Where does the string "JSON" appear in the material? Copy each line that holds it.
[Start of section]
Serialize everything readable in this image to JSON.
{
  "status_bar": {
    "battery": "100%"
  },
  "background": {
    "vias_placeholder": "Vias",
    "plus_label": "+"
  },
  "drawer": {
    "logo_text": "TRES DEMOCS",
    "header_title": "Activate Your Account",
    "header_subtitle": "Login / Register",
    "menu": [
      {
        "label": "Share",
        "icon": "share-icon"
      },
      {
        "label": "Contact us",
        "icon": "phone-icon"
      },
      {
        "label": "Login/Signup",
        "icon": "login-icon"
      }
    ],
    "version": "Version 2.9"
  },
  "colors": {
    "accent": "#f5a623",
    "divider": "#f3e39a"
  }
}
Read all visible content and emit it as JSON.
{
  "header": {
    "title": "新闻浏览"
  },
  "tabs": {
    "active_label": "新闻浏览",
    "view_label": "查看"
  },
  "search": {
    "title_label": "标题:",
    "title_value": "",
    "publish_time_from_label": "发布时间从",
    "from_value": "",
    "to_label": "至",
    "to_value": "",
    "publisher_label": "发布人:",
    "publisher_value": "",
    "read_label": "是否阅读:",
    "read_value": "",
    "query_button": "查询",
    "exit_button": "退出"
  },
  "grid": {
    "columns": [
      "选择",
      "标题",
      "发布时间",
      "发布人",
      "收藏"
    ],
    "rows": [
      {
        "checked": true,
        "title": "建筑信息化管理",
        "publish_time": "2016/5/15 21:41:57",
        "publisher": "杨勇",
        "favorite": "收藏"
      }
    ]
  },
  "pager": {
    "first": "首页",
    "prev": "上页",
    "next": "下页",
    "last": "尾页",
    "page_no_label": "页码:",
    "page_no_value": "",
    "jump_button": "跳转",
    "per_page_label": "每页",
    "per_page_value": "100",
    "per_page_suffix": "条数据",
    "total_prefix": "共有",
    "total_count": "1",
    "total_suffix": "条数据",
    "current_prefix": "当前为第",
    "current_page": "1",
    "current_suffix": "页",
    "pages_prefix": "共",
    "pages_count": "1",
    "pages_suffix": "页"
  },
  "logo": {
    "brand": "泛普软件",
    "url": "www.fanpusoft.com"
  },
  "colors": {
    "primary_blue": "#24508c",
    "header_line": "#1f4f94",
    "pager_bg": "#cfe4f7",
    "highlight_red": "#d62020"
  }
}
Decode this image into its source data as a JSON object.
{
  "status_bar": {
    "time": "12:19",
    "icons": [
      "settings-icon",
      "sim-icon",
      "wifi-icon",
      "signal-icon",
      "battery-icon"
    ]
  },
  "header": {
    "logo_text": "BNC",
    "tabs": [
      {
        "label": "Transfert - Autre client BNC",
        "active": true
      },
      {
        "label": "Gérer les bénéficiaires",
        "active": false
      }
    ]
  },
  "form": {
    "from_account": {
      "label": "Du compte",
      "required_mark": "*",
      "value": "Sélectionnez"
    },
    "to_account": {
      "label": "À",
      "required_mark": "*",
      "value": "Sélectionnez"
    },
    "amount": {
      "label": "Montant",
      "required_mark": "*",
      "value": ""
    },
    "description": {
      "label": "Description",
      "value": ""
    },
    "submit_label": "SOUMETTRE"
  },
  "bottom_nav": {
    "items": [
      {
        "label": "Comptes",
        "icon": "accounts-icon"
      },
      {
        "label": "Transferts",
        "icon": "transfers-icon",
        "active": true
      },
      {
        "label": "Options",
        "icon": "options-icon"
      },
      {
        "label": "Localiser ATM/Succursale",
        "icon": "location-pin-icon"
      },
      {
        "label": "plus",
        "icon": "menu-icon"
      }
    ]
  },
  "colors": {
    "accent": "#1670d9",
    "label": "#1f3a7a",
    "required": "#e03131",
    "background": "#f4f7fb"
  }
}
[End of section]
Response area -
Serialize everything readable in this image to JSON.
Read all visible content and emit it as JSON.
Decode this image into its source data as a JSON object.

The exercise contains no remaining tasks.